Financial Habits to Avoid in Your 20’s & 30’s
Getting your finances in order during your 20’s and 30’s is hard. Figuring your career and financial plan out is far from easy, but it’s not impossible. It just takes time to learn how to balance your own finances in a way that is personally fulfilling and will help you reach your goals.
Overtime, you will learn more about yourself, and your goals may shift, so it’s a continual process to assess your needs and wants. However, it is important to not drown yourself in worry until you “get everything together”. You can take steps to diminish stress in the meantime by following these few easy pointers.
Don’t Overthinking Your Finances Until Exhaustion

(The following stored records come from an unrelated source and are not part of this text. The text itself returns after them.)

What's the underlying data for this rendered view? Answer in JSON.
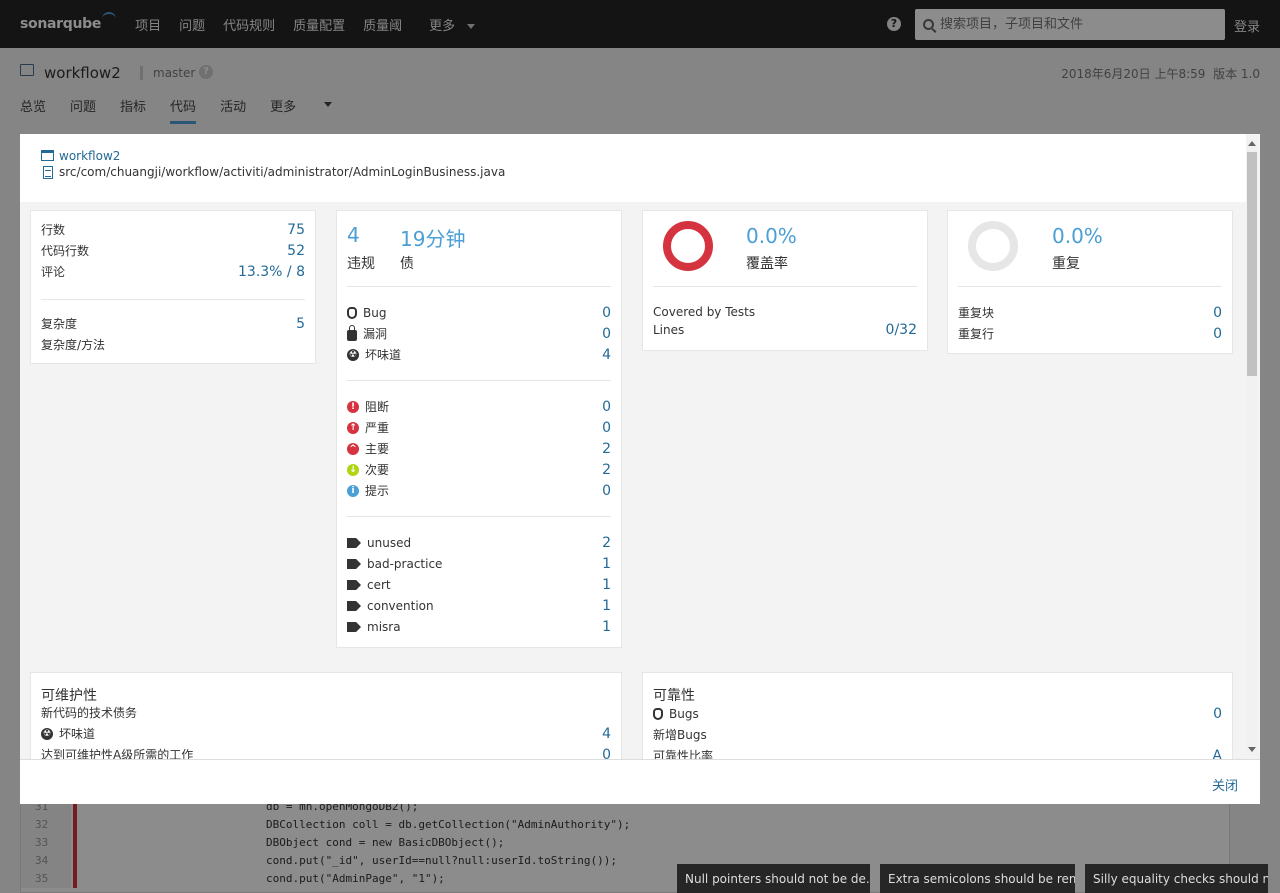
{
  "topnav": {
    "logo": "sonarqube",
    "links": [
      "项目",
      "问题",
      "代码规则",
      "质量配置",
      "质量阈"
    ],
    "more": "更多",
    "help": "?",
    "search_placeholder": "搜索项目，子项目和文件",
    "login": "登录"
  },
  "project": {
    "name": "workflow2",
    "branch": "master",
    "date": "2018年6月20日 上午8:59",
    "version": "版本 1.0",
    "tabs": [
      "总览",
      "问题",
      "指标",
      "代码",
      "活动",
      "更多"
    ]
  },
  "modal": {
    "project_link": "workflow2",
    "file_path": "src/com/chuangji/workflow/activiti/administrator/AdminLoginBusiness.java",
    "close": "关闭",
    "size_card": {
      "lines_label": "行数",
      "lines": "75",
      "ncloc_label": "代码行数",
      "ncloc": "52",
      "comments_label": "评论",
      "comments": "13.3% / 8",
      "complexity_label": "复杂度",
      "complexity": "5",
      "complexity_per_method_label": "复杂度/方法"
    },
    "issues_card": {
      "violations": "4",
      "violations_label": "违规",
      "debt": "19分钟",
      "debt_label": "债",
      "types": [
        {
          "label": "Bug",
          "value": "0",
          "icon": "bug-icon"
        },
        {
          "label": "漏洞",
          "value": "0",
          "icon": "lock-icon"
        },
        {
          "label": "坏味道",
          "value": "4",
          "icon": "code-smell-icon"
        }
      ],
      "severities": [
        {
          "label": "阻断",
          "value": "0",
          "icon": "blocker-icon"
        },
        {
          "label": "严重",
          "value": "0",
          "icon": "critical-icon"
        },
        {
          "label": "主要",
          "value": "2",
          "icon": "major-icon"
        },
        {
          "label": "次要",
          "value": "2",
          "icon": "minor-icon"
        },
        {
          "label": "提示",
          "value": "0",
          "icon": "info-icon"
        }
      ],
      "tags": [
        {
          "label": "unused",
          "value": "2"
        },
        {
          "label": "bad-practice",
          "value": "1"
        },
        {
          "label": "cert",
          "value": "1"
        },
        {
          "label": "convention",
          "value": "1"
        },
        {
          "label": "misra",
          "value": "1"
        }
      ]
    },
    "coverage_card": {
      "value": "0.0%",
      "label": "覆盖率",
      "covered_label": "Covered by Tests",
      "lines_label": "Lines",
      "lines_value": "0/32"
    },
    "duplication_card": {
      "value": "0.0%",
      "label": "重复",
      "blocks_label": "重复块",
      "blocks": "0",
      "lines_label": "重复行",
      "lines": "0"
    },
    "maintainability_card": {
      "title": "可维护性",
      "new_debt_label": "新代码的技术债务",
      "code_smell_label": "坏味道",
      "code_smell": "4",
      "effort_label": "达到可维护性A级所需的工作",
      "effort": "0"
    },
    "reliability_card": {
      "title": "可靠性",
      "bugs_label": "Bugs",
      "bugs": "0",
      "new_bugs_label": "新增Bugs",
      "rating_label": "可靠性比率",
      "rating": "A"
    }
  },
  "code": {
    "lines": [
      {
        "num": "31",
        "text": "db = mn.openMongoDB2();"
      },
      {
        "num": "32",
        "text": "DBCollection coll = db.getCollection(\"AdminAuthority\");"
      },
      {
        "num": "33",
        "text": "DBObject cond = new BasicDBObject();"
      },
      {
        "num": "34",
        "text": "cond.put(\"_id\", userId==null?null:userId.toString());"
      },
      {
        "num": "35",
        "text": "cond.put(\"AdminPage\", \"1\");"
      }
    ]
  },
  "toasts": [
    "Null pointers should not be de...",
    "Extra semicolons should be rem...",
    "Silly equality checks should n..."
  ]
}
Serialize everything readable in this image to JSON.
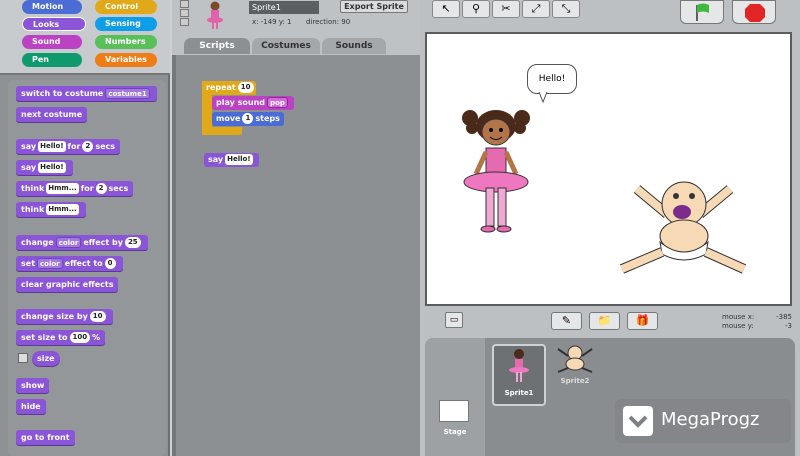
{
  "categories": [
    {
      "label": "Motion",
      "color": "#4a6cd4"
    },
    {
      "label": "Control",
      "color": "#e1a91a"
    },
    {
      "label": "Looks",
      "color": "#8a55d7"
    },
    {
      "label": "Sensing",
      "color": "#0e9ee8"
    },
    {
      "label": "Sound",
      "color": "#bb42c3"
    },
    {
      "label": "Numbers",
      "color": "#59c059"
    },
    {
      "label": "Pen",
      "color": "#0e9a6c"
    },
    {
      "label": "Variables",
      "color": "#ee7d16"
    }
  ],
  "palette": {
    "switch_costume": "switch to costume",
    "costume_value": "costume1",
    "next_costume": "next costume",
    "say_for": "say",
    "say_for_text": "Hello!",
    "for_label": "for",
    "say_for_secs": "2",
    "secs_label": "secs",
    "say": "say",
    "say_text": "Hello!",
    "think_for": "think",
    "think_for_text": "Hmm...",
    "think_for_secs": "2",
    "think": "think",
    "think_text": "Hmm...",
    "change_effect": "change",
    "effect_name": "color",
    "effect_by": "effect by",
    "effect_by_value": "25",
    "set_effect": "set",
    "set_effect_name": "color",
    "effect_to": "effect to",
    "effect_to_value": "0",
    "clear_effects": "clear graphic effects",
    "change_size": "change size by",
    "change_size_value": "10",
    "set_size": "set size to",
    "set_size_value": "100",
    "percent": "%",
    "size": "size",
    "show": "show",
    "hide": "hide",
    "go_front": "go to front"
  },
  "sprite_header": {
    "name": "Sprite1",
    "export_label": "Export Sprite",
    "coords": "x: -149  y: 1",
    "direction": "direction: 90"
  },
  "tabs": [
    "Scripts",
    "Costumes",
    "Sounds"
  ],
  "script": {
    "repeat": "repeat",
    "repeat_count": "10",
    "play_sound": "play sound",
    "sound_name": "pop",
    "move": "move",
    "move_steps": "1",
    "steps": "steps",
    "say": "say",
    "say_text": "Hello!"
  },
  "stage": {
    "speech": "Hello!"
  },
  "mouse": {
    "x_label": "mouse x:",
    "x_value": "-385",
    "y_label": "mouse y:",
    "y_value": "-3"
  },
  "sprites": [
    {
      "name": "Sprite1",
      "selected": true
    },
    {
      "name": "Sprite2",
      "selected": false
    }
  ],
  "stage_label": "Stage",
  "watermark": "MegaProgz"
}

Money is important, but it should not take over your entire life. There is enough pressure from the demands on your money alone (rent, bills, savings, insurance costs, etc), so you should avoid creating additional pressure on yourself.
For example, you may check your bank accounts repeatedly within just one day. This can become draining, and it can take not only your time but your mental energy. It is best to give yourself space to separate your life from your finances.

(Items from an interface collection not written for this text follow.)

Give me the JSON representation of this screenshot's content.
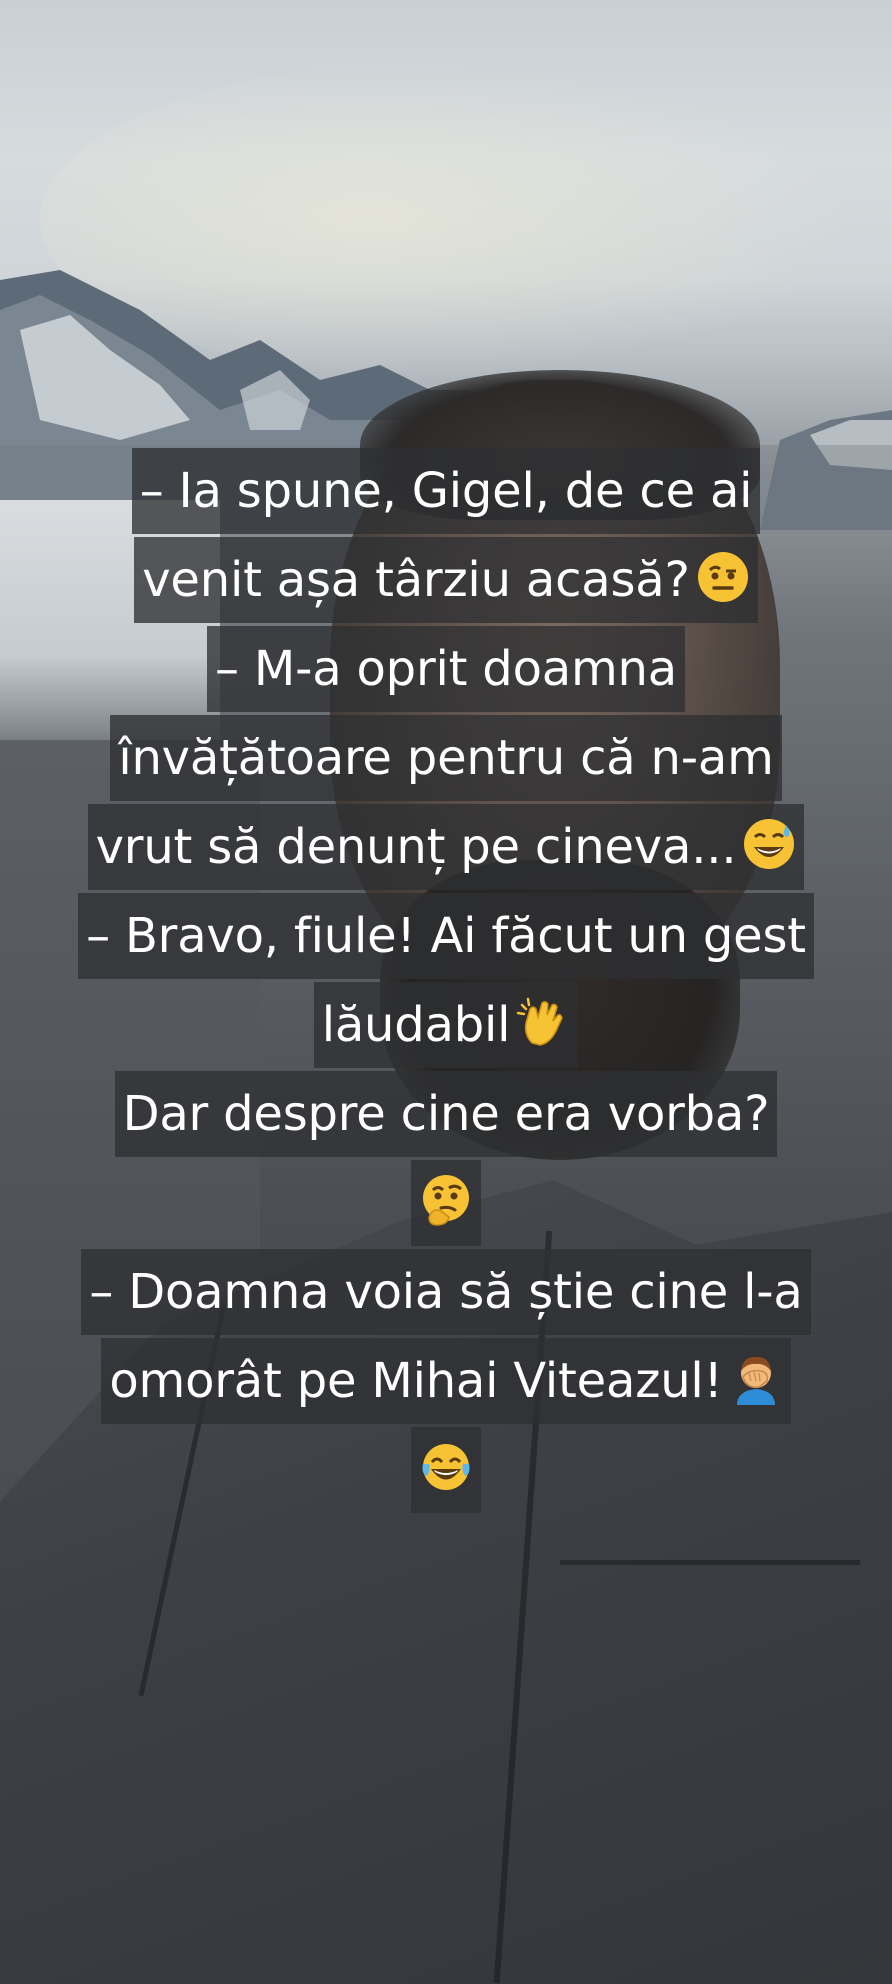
{
  "story": {
    "lines": [
      {
        "text": "– Ia spune, Gigel, de ce ai",
        "emoji": ""
      },
      {
        "text": "venit așa târziu acasă?",
        "emoji": "raised-eyebrow-face-icon"
      },
      {
        "text": "– M-a oprit doamna",
        "emoji": ""
      },
      {
        "text": "învățătoare pentru că n-am",
        "emoji": ""
      },
      {
        "text": "vrut să denunț pe cineva...",
        "emoji": "grinning-sweat-face-icon"
      },
      {
        "text": "– Bravo, fiule! Ai făcut un gest",
        "emoji": ""
      },
      {
        "text": "lăudabil",
        "emoji": "clapping-hands-icon"
      },
      {
        "text": "Dar despre cine era vorba?",
        "emoji": ""
      },
      {
        "text": "",
        "emoji": "thinking-face-icon"
      },
      {
        "text": "– Doamna voia să știe cine l-a",
        "emoji": ""
      },
      {
        "text": "omorât pe Mihai Viteazul!",
        "emoji": "facepalm-person-icon"
      },
      {
        "text": "",
        "emoji": "tears-of-joy-face-icon"
      }
    ]
  },
  "colors": {
    "text": "#ffffff",
    "highlight": "#2e3032",
    "emoji_yellow": "#f7c234"
  }
}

While it is important to check a few times a week to ensure there are no erroneous fees or suspicious expenses, there is no need to do it multiple times a day. Plus, many banks will allow you to enable features that text or email you alerts with suspicious activities.
Don’t Waiting Too Long to Invest Money

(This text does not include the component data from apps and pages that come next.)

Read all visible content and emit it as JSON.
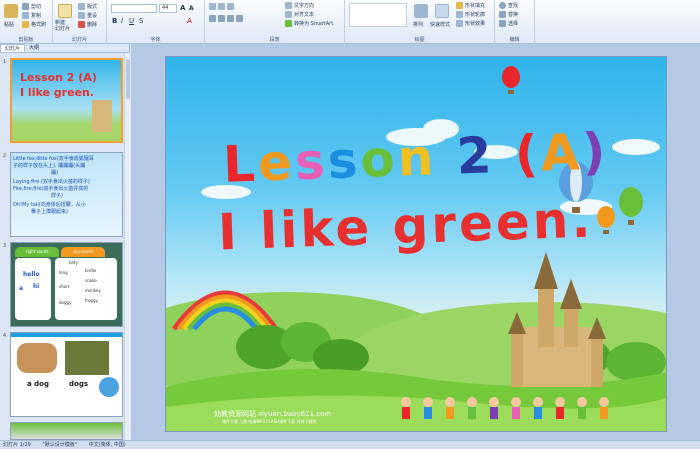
{
  "ribbon": {
    "clipboard": {
      "paste": "粘贴",
      "cut": "剪切",
      "copy": "复制",
      "format_painter": "格式刷",
      "label": "剪贴板"
    },
    "slides": {
      "new_slide": "新建\n幻灯片",
      "layout": "版式",
      "reset": "重设",
      "delete": "删除",
      "label": "幻灯片"
    },
    "font": {
      "size": "44",
      "label": "字体"
    },
    "paragraph": {
      "text_direction": "文字方向",
      "align_text": "对齐文本",
      "smartart": "转换为 SmartArt",
      "label": "段落"
    },
    "drawing": {
      "arrange": "排列",
      "quick_styles": "快速样式",
      "shape_fill": "形状填充",
      "shape_outline": "形状轮廓",
      "shape_effects": "形状效果",
      "label": "绘图"
    },
    "editing": {
      "find": "查找",
      "replace": "替换",
      "select": "选择",
      "label": "编辑"
    }
  },
  "panel": {
    "tabs": [
      "幻灯片",
      "大纲"
    ],
    "slides": [
      {
        "num": "1",
        "line1": "Lesson 2 (A)",
        "line2": "I like green."
      },
      {
        "num": "2",
        "lines": [
          "Little fox,little fox(双手食成狐狸耳",
          "子的样子放在头上), 蹦蹦蹦(头蹦",
          "蹦)",
          "Laying fire (双手食出火苗的样子)",
          "Fire,fire,fire(双手食出火苗并高的",
          "样子)",
          "Oh!My tail(向身体后扭腰，从小",
          "稚子上摸跟起来)"
        ]
      },
      {
        "num": "3",
        "tab1": "sight words",
        "tab2": "say words",
        "left_words": [
          "hello",
          "a",
          "hi"
        ],
        "right_words": [
          "kitty",
          "long",
          "birdie",
          "snake",
          "short",
          "monkey",
          "doggy",
          "froggy"
        ]
      },
      {
        "num": "4",
        "word1": "a dog",
        "word2": "dogs"
      }
    ]
  },
  "slide": {
    "title_line1": "Lesson 2 (A)",
    "title_line2": "I like green.",
    "watermark": "幼教资源网站  ziyuan.baby611.com",
    "watermark_sub": "课件下载 儿歌 故事MP3 FLASH课件下载 试卷下载等"
  },
  "colors": {
    "title_line1": [
      "#e8262c",
      "#f29a1f",
      "#e85fb5",
      "#1c8ee0",
      "#6abf3a",
      "#f0c020",
      "#2a3b9e",
      "#e8262c",
      "#f29a1f",
      "#7e3fb0",
      "#2a8ee0"
    ],
    "title_line2": "#e83030"
  },
  "statusbar": {
    "slide_info": "幻灯片 1/29",
    "theme": "\"默认设计模板\"",
    "language": "中文(简体, 中国)"
  }
}
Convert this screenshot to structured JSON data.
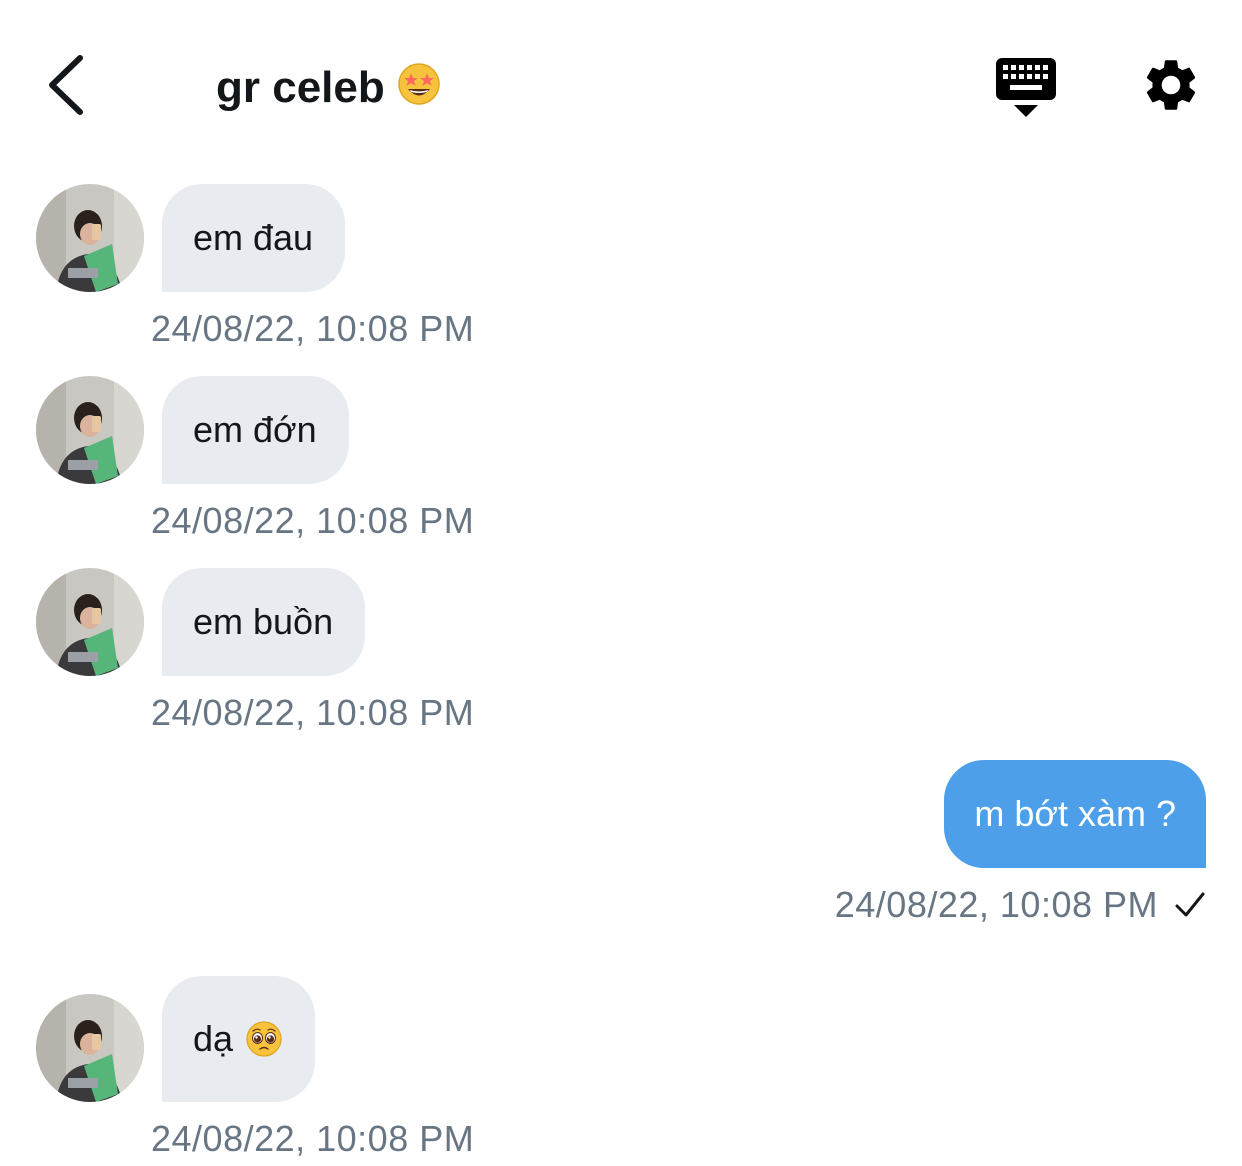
{
  "header": {
    "title": "gr celeb",
    "title_emoji": "🤩",
    "back_icon": "chevron-left-icon",
    "keyboard_icon": "keyboard-hide-icon",
    "settings_icon": "gear-icon"
  },
  "messages": [
    {
      "direction": "incoming",
      "text": "em đau",
      "timestamp": "24/08/22, 10:08 PM"
    },
    {
      "direction": "incoming",
      "text": "em đớn",
      "timestamp": "24/08/22, 10:08 PM"
    },
    {
      "direction": "incoming",
      "text": "em buồn",
      "timestamp": "24/08/22, 10:08 PM"
    },
    {
      "direction": "outgoing",
      "text": "m bớt xàm ?",
      "timestamp": "24/08/22, 10:08 PM",
      "status_icon": "check-icon"
    },
    {
      "direction": "incoming",
      "text": "dạ",
      "emoji": "🥺",
      "timestamp": "24/08/22, 10:08 PM"
    }
  ],
  "colors": {
    "incoming_bubble": "#e8ebef",
    "outgoing_bubble": "#4c9fe8",
    "timestamp": "#687684",
    "text": "#14171a"
  }
}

You might think of investing money as something that requires a lot of financial expertise. However, there are a number of options that are very easy to set up. For example, there are apps that are designed to guide you through the process of starting a savings and investment account. Acorns is a great option, and it will help you invest your spare change in order to start saving effectively. Acorns will “round up” your purchases to the next dollar, essentially investing your spare change. All you need to do is link a debit or credit card to the app.
Don’t Thinking About Savings Only in Large Quantities
You might think you need to set aside large quantities of money every month, but this may be an unrealistic financial goal when you’re first starting your career. Instead, start by saving a little bit here and there, and it will begin to add up. Try the 52-week challenge by investing $1 one week, $2 the next, and so on until you save $52 a week, a year later. Give yourself manageable objectives, so that you can develop sustainable saving habits.
Allow yourself to establish reasonable financial goals and start small, invest early. Then, you can give yourself freedom from constantly thinking and worrying about your financial goals. Overtime, reassess your financial goals, and you will be on a solid path for financial success.